• Information supplied:
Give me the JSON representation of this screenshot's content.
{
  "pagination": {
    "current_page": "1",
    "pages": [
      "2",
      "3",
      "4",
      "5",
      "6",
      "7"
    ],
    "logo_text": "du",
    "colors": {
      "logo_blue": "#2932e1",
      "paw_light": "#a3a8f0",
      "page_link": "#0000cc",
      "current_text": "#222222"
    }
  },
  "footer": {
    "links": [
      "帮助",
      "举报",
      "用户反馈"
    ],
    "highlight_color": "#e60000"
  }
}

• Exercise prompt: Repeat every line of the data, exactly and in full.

• Exercise solution:
Give me the JSON representation of this screenshot's content.
{
  "pagination": {
    "current_page": "1",
    "pages": [
      "2",
      "3",
      "4",
      "5",
      "6",
      "7"
    ],
    "logo_text": "du",
    "colors": {
      "logo_blue": "#2932e1",
      "paw_light": "#a3a8f0",
      "page_link": "#0000cc",
      "current_text": "#222222"
    }
  },
  "footer": {
    "links": [
      "帮助",
      "举报",
      "用户反馈"
    ],
    "highlight_color": "#e60000"
  }
}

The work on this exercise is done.